WelCom July 2017: Hundreds packed Wellington’s Sacred Heart Cathedral on Sunday 4 June to witness what could be described as a second Reformation. It was New Zealand’s formal commitment to healing the divisions of the Reformation: the 500 year-long separation of Lutherans and Catholics.
The atmosphere was joyful, positive and affirming. In response to the karanga, Cardinal John Dew and Lutheran Bishop Mark Whitfield moved forward in the Cathedral with the congregation, lifting their ‘hearts and minds and voices’ together, in song and prayer, shoulder to shoulder.
Priests, pastors, minsters, religious and congregations from many Christian denominations were there, showing their support and praying for Catholic and Lutheran unity.
They included Assyrian Christians from the ancient city of Niniveh, Anglicans, Presbyterians and Elim Pentecostal faithful, along with Wellington’s Mayor and diplomatic representatives.
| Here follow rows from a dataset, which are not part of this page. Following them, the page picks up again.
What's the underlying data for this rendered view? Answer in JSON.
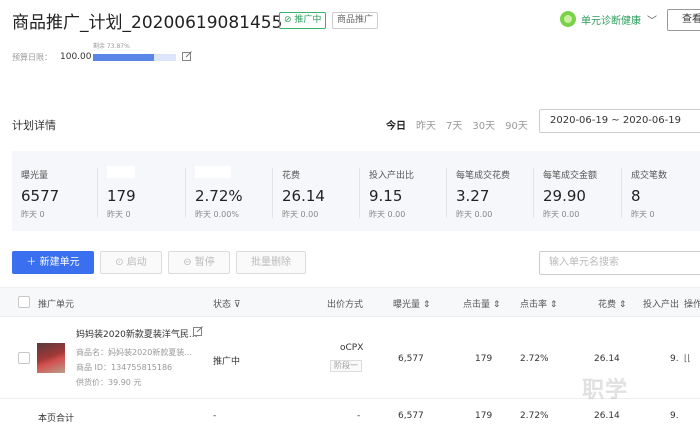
{
  "header": {
    "title": "商品推广_计划_20200619081455",
    "status_badge": "⊘ 推广中",
    "type_badge": "商品推广",
    "health_label": "单元诊断健康",
    "view_button": "查看"
  },
  "budget": {
    "remain_text": "剩余 73.87%",
    "label": "预算日限：",
    "value": "100.00",
    "fill_fraction": 0.74
  },
  "plan_detail": {
    "title": "计划详情",
    "ranges": [
      "今日",
      "昨天",
      "7天",
      "30天",
      "90天"
    ],
    "active_range": "今日",
    "date_range": "2020-06-19 ~ 2020-06-19"
  },
  "metrics": [
    {
      "label": "曝光量",
      "value": "6577",
      "yesterday": "昨天 0"
    },
    {
      "label": "",
      "value": "179",
      "yesterday": "昨天 0"
    },
    {
      "label": "",
      "value": "2.72%",
      "yesterday": "昨天 0.00%"
    },
    {
      "label": "花费",
      "value": "26.14",
      "yesterday": "昨天 0.00"
    },
    {
      "label": "投入产出比",
      "value": "9.15",
      "yesterday": "昨天 0.00"
    },
    {
      "label": "每笔成交花费",
      "value": "3.27",
      "yesterday": "昨天 0.00"
    },
    {
      "label": "每笔成交金额",
      "value": "29.90",
      "yesterday": "昨天 0.00"
    },
    {
      "label": "成交笔数",
      "value": "8",
      "yesterday": "昨天 0"
    }
  ],
  "toolbar": {
    "new_unit": "＋ 新建单元",
    "start": "⊙ 启动",
    "pause": "⊖ 暂停",
    "bulk_delete": "批量删除",
    "search_placeholder": "输入单元名搜索"
  },
  "table": {
    "headers": {
      "unit": "推广单元",
      "status": "状态 ⊽",
      "bid": "出价方式",
      "impressions": "曝光量 ⇕",
      "clicks": "点击量 ⇕",
      "ctr": "点击率 ⇕",
      "cost": "花费 ⇕",
      "roi": "投入产出",
      "ops": "操作"
    },
    "row": {
      "name": "妈妈装2020新款夏装洋气民...",
      "product_name": "商品名：妈妈装2020新款夏装...",
      "product_id": "商品 ID：134755815186",
      "price": "供货价：39.90 元",
      "status": "推广中",
      "bid": "oCPX",
      "stage": "阶段一",
      "impressions": "6,577",
      "clicks": "179",
      "ctr": "2.72%",
      "cost": "26.14",
      "roi": "9."
    },
    "total": {
      "label": "本页合计",
      "status": "-",
      "bid": "-",
      "impressions": "6,577",
      "clicks": "179",
      "ctr": "2.72%",
      "cost": "26.14",
      "roi": "9."
    }
  },
  "watermark": "职学"
}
Cardinal John said the ecumenical service was ‘a significant milestone for New Zealand’s Catholic and Lutheran communities,’ signaling a commitment to ongoing bridge-building between the Churches.
The text of the ‘common prayer’ used in the service was selected by the Liturgical Task Force of the Lutheran-Roman Catholic Commission on Unity.
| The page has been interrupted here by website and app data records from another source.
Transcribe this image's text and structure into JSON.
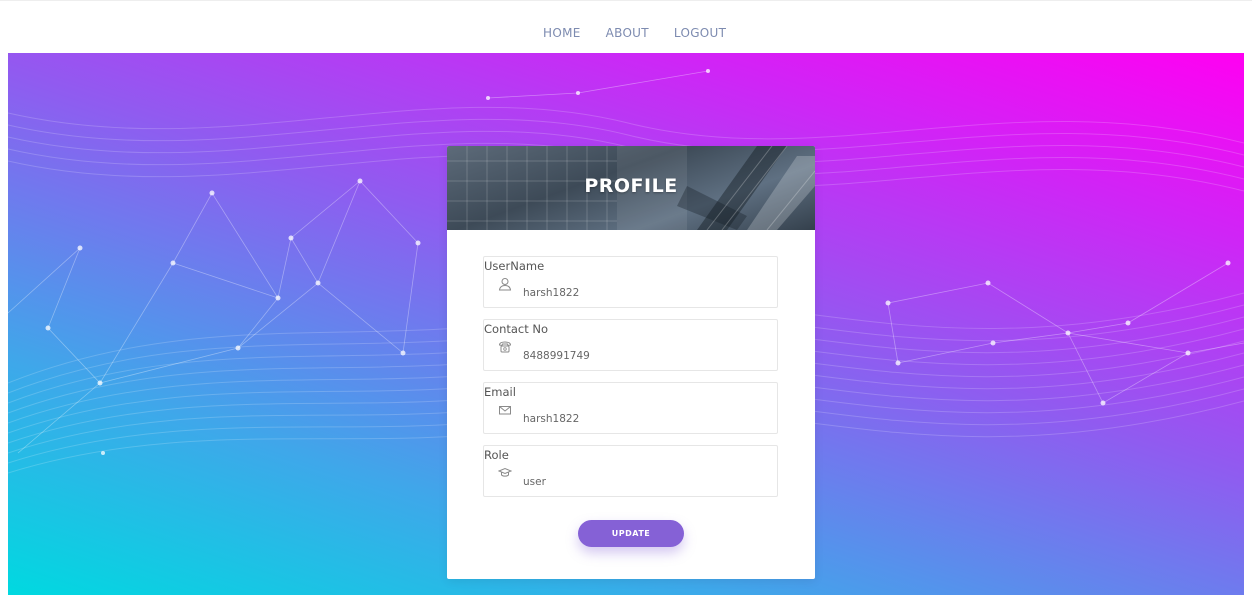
{
  "nav": {
    "items": [
      {
        "label": "HOME"
      },
      {
        "label": "ABOUT"
      },
      {
        "label": "LOGOUT"
      }
    ]
  },
  "card": {
    "title": "PROFILE",
    "fields": [
      {
        "label": "UserName",
        "value": "harsh1822",
        "icon": "user-icon"
      },
      {
        "label": "Contact No",
        "value": "8488991749",
        "icon": "phone-icon"
      },
      {
        "label": "Email",
        "value": "harsh1822",
        "icon": "envelope-icon"
      },
      {
        "label": "Role",
        "value": "user",
        "icon": "graduation-cap-icon"
      }
    ],
    "update_label": "UPDATE"
  },
  "colors": {
    "accent": "#8561d6",
    "nav_text": "#7d8bb0",
    "gradient_left": "#00d9e0",
    "gradient_right": "#ff00f2"
  }
}
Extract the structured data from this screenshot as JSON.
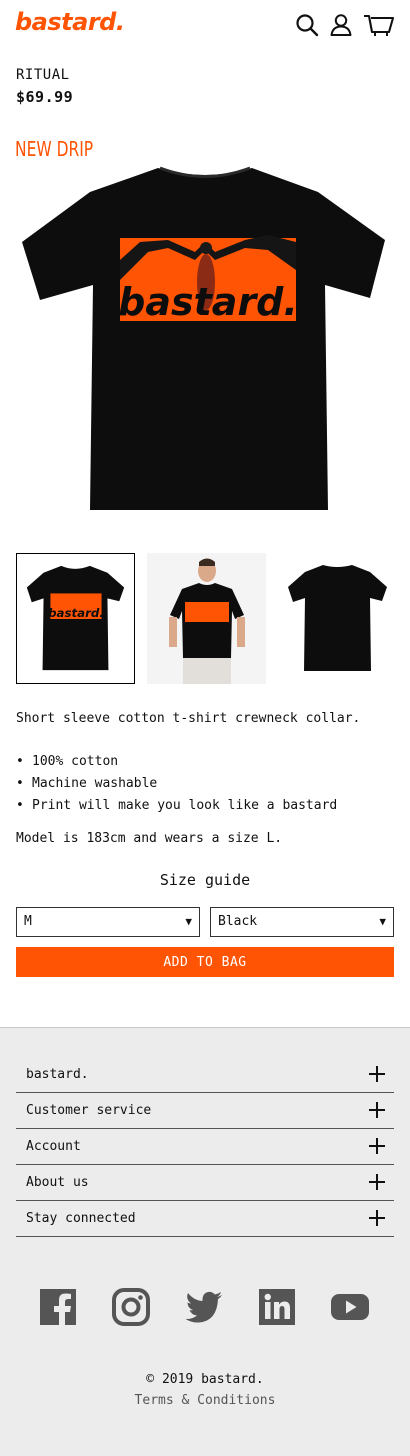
{
  "colors": {
    "accent": "#ff5404",
    "footer_bg": "#ececec",
    "text": "#111111",
    "social_grey": "#555555"
  },
  "header": {
    "logo": "bastard.",
    "icons": [
      "search-icon",
      "user-icon",
      "cart-icon"
    ]
  },
  "product": {
    "name": "RITUAL",
    "price": "$69.99",
    "badge": "NEW DRIP",
    "print_text": "bastard.",
    "description": "Short sleeve cotton t-shirt crewneck collar.",
    "features": [
      "100% cotton",
      "Machine washable",
      "Print will make you look like a bastard"
    ],
    "model_note": "Model is 183cm and wears a size L.",
    "size_guide": "Size guide",
    "size_selected": "M",
    "color_selected": "Black",
    "add_to_bag": "ADD TO BAG",
    "select_arrow": "▼",
    "thumbnails": [
      "front",
      "model",
      "back"
    ]
  },
  "footer": {
    "sections": [
      "bastard.",
      "Customer service",
      "Account",
      "About us",
      "Stay connected"
    ],
    "social": [
      "facebook-icon",
      "instagram-icon",
      "twitter-icon",
      "linkedin-icon",
      "youtube-icon"
    ],
    "copyright": "© 2019 bastard.",
    "terms": "Terms & Conditions"
  }
}
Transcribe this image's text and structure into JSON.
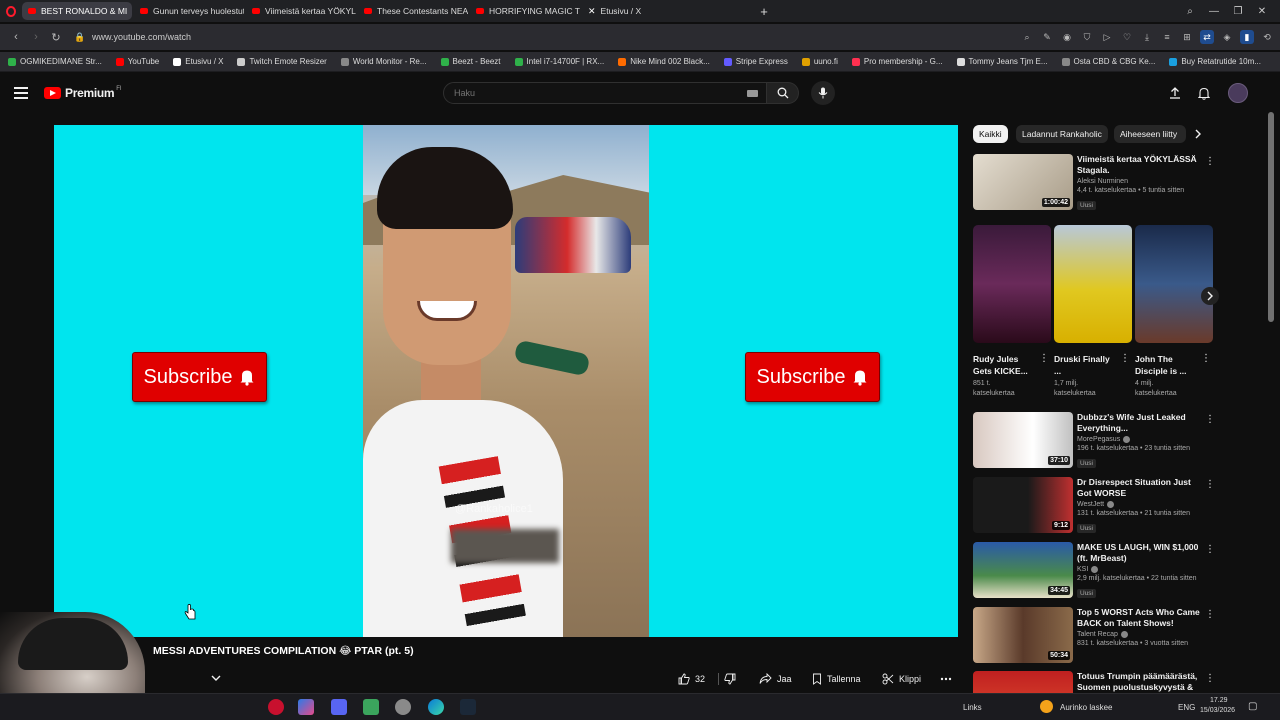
{
  "browser": {
    "tabs": [
      {
        "label": "BEST RONALDO & MI",
        "active": true
      },
      {
        "label": "Gunun terveys huolestutt",
        "active": false
      },
      {
        "label": "Viimeistä kertaa YÖKYLÄS",
        "active": false
      },
      {
        "label": "These Contestants NEARL",
        "active": false
      },
      {
        "label": "HORRIFYING MAGIC That",
        "active": false
      },
      {
        "label": "Etusivu / X",
        "active": false
      }
    ],
    "url": "www.youtube.com/watch",
    "bookmarks": [
      {
        "label": "OGMIKEDIMANE Str...",
        "color": "#2fb14a"
      },
      {
        "label": "YouTube",
        "color": "#ff0000"
      },
      {
        "label": "Etusivu / X",
        "color": "#ffffff"
      },
      {
        "label": "Twitch Emote Resizer",
        "color": "#cccccc"
      },
      {
        "label": "World Monitor - Re...",
        "color": "#888888"
      },
      {
        "label": "Beezt - Beezt",
        "color": "#2fb14a"
      },
      {
        "label": "Intel i7-14700F | RX...",
        "color": "#2fb14a"
      },
      {
        "label": "Nike Mind 002 Black...",
        "color": "#ff6b00"
      },
      {
        "label": "Stripe Express",
        "color": "#635bff"
      },
      {
        "label": "uuno.fi",
        "color": "#e0a000"
      },
      {
        "label": "Pro membership - G...",
        "color": "#ff3050"
      },
      {
        "label": "Tommy Jeans Tjm E...",
        "color": "#dddddd"
      },
      {
        "label": "Osta CBD & CBG Ke...",
        "color": "#888888"
      },
      {
        "label": "Buy Retatrutide 10m...",
        "color": "#1aa0e0"
      }
    ]
  },
  "header": {
    "logo_text": "Premium",
    "logo_superscript": "FI",
    "search_placeholder": "Haku"
  },
  "player": {
    "subscribe_label": "Subscribe",
    "watermark": "@Rankaholice1"
  },
  "video": {
    "title": "MESSI ADVENTURES COMPILATION 😂 PTAR (pt. 5)",
    "likes": "32",
    "share_label": "Jaa",
    "save_label": "Tallenna",
    "clip_label": "Klippi"
  },
  "chips": [
    "Kaikki",
    "Ladannut Rankaholic",
    "Aiheeseen liitty"
  ],
  "recommendations": [
    {
      "title": "Viimeistä kertaa YÖKYLÄSSÄ Stagala.",
      "channel": "Aleksi Nurminen",
      "meta": "4,4 t. katselukertaa • 5 tuntia sitten",
      "badge": "Uusi",
      "duration": "1:00:42",
      "verified": false,
      "thumb_color": "#c9c2b4"
    },
    {
      "title": "Dubbzz's Wife Just Leaked Everything...",
      "channel": "MorePegasus",
      "meta": "196 t. katselukertaa • 23 tuntia sitten",
      "badge": "Uusi",
      "duration": "37:10",
      "verified": true,
      "thumb_color": "#3a2f33"
    },
    {
      "title": "Dr Disrespect Situation Just Got WORSE",
      "channel": "WestJett",
      "meta": "131 t. katselukertaa • 21 tuntia sitten",
      "badge": "Uusi",
      "duration": "9:12",
      "verified": true,
      "thumb_color": "#2b1c1c"
    },
    {
      "title": "MAKE US LAUGH, WIN $1,000 (ft. MrBeast)",
      "channel": "KSI",
      "meta": "2,9 milj. katselukertaa • 22 tuntia sitten",
      "badge": "Uusi",
      "duration": "34:45",
      "verified": true,
      "thumb_color": "#3b6aa8"
    },
    {
      "title": "Top 5 WORST Acts Who Came BACK on Talent Shows!",
      "channel": "Talent Recap",
      "meta": "831 t. katselukertaa • 3 vuotta sitten",
      "badge": "",
      "duration": "50:34",
      "verified": true,
      "thumb_color": "#5a3a2a"
    },
    {
      "title": "Totuus Trumpin päämäärästä, Suomen puolustuskyvystä & ...",
      "channel": "",
      "meta": "",
      "badge": "",
      "duration": "",
      "verified": false,
      "thumb_color": "#8a2a1a"
    }
  ],
  "shorts": [
    {
      "title": "Rudy Jules Gets KICKE...",
      "views": "851 t. katselukertaa",
      "thumb_color": "#5a2a4a"
    },
    {
      "title": "Druski Finally ...",
      "views": "1,7 milj. katselukertaa",
      "thumb_color": "#c8b020"
    },
    {
      "title": "John The Disciple is ...",
      "views": "4 milj. katselukertaa",
      "thumb_color": "#3a4a7a"
    }
  ],
  "taskbar": {
    "links_label": "Links",
    "weather": "Aurinko laskee",
    "language": "ENG",
    "time": "17.29",
    "date": "15/03/2026"
  }
}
‘This liturgical order…offers an opportunity to look back in thanksgiving and confession and look ahead, committing ourselves to common witness and continuing our journey together,’ Cardinal John said..
These characteristics of common prayer mirror the reality of Christian life: shaped by God’s Word, the people are sent out in common witness and service.’
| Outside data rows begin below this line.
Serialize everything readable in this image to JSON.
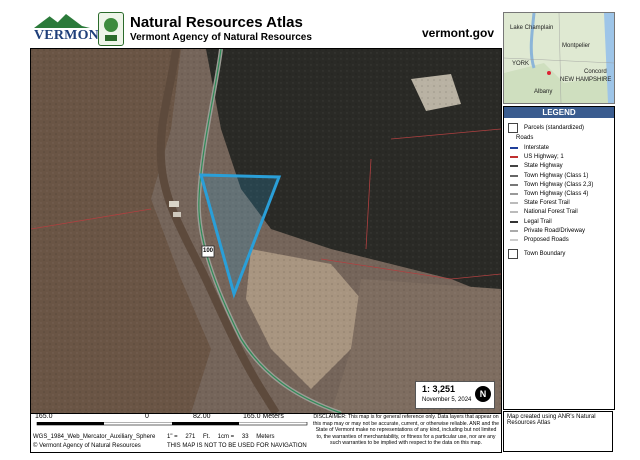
{
  "header": {
    "brand": "VERMONT",
    "title": "Natural Resources Atlas",
    "subtitle": "Vermont Agency of Natural Resources",
    "website": "vermont.gov"
  },
  "map": {
    "road_shield": "100",
    "scale_ratio": "1:  3,251",
    "date": "November 5, 2024",
    "north_label": "N"
  },
  "scalebar": {
    "left": "165.0",
    "zero": "0",
    "mid": "82.00",
    "right": "165.0 Meters"
  },
  "footer": {
    "projection": "WGS_1984_Web_Mercator_Auxiliary_Sphere",
    "copyright": "© Vermont Agency of Natural Resources",
    "unit_inch": "1\" =",
    "unit_value": "271",
    "unit_ft": "Ft.",
    "unit_cm": "1cm =",
    "unit_cm_value": "33",
    "unit_meters": "Meters",
    "nav_note": "THIS MAP IS NOT TO BE USED FOR NAVIGATION",
    "disclaimer": "DISCLAIMER: This map is for general reference only. Data layers that appear on this map may or may not be accurate, current, or otherwise reliable. ANR and the State of Vermont make no representations of any kind, including but not limited to, the warranties of merchantability, or fitness for a particular use, nor are any such warranties to be implied with respect to the data on this map."
  },
  "inset": {
    "labels": [
      "Lake Champlain",
      "Montpelier",
      "YORK",
      "NEW HAMPSHIRE",
      "Concord",
      "Albany"
    ]
  },
  "legend": {
    "title": "LEGEND",
    "parcels": "Parcels (standardized)",
    "roads": "Roads",
    "items": [
      {
        "label": "Interstate",
        "color": "#1f3f9a"
      },
      {
        "label": "US Highway; 1",
        "color": "#c03030"
      },
      {
        "label": "State Highway",
        "color": "#444444"
      },
      {
        "label": "Town Highway (Class 1)",
        "color": "#666666"
      },
      {
        "label": "Town Highway (Class 2,3)",
        "color": "#777777"
      },
      {
        "label": "Town Highway (Class 4)",
        "color": "#999999"
      },
      {
        "label": "State Forest Trail",
        "color": "#bbbbbb"
      },
      {
        "label": "National Forest Trail",
        "color": "#bbbbbb"
      },
      {
        "label": "Legal Trail",
        "color": "#333333"
      },
      {
        "label": "Private Road/Driveway",
        "color": "#aaaaaa"
      },
      {
        "label": "Proposed Roads",
        "color": "#cccccc"
      }
    ],
    "town_boundary": "Town Boundary"
  },
  "credit": {
    "text": "Map created using ANR's Natural Resources Atlas"
  },
  "colors": {
    "parcel_highlight": "#2a9fd8",
    "legend_header": "#3a5c8f",
    "road_green": "#2e8b57",
    "boundary_red": "#b04040"
  }
}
Bishop Whitfield said, ‘I am delighted we have opportunity in this Reformation Commemoration Year to celebrate our common baptism into Christ and to worship together.
‘I also look forward to Roman Catholics and Lutherans working together to seek avenues of practical pastoral cooperation and support, and to explore joint worship
and ecumenical hospitality for the sake of strengthening a joint witness to the Gospel in Aotearoa-New Zealand.’
The movement towards Lutheran and Catholic Church unity is part of a wider movement to unite all Christians. In New Zealand, Cardinal John says, ‘we have had dialogues with the Anglicans, Presbyterians and Methodists…and now… we officially start working, praying and discussing with the Lutherans as we continue to work towards Christian Unity’.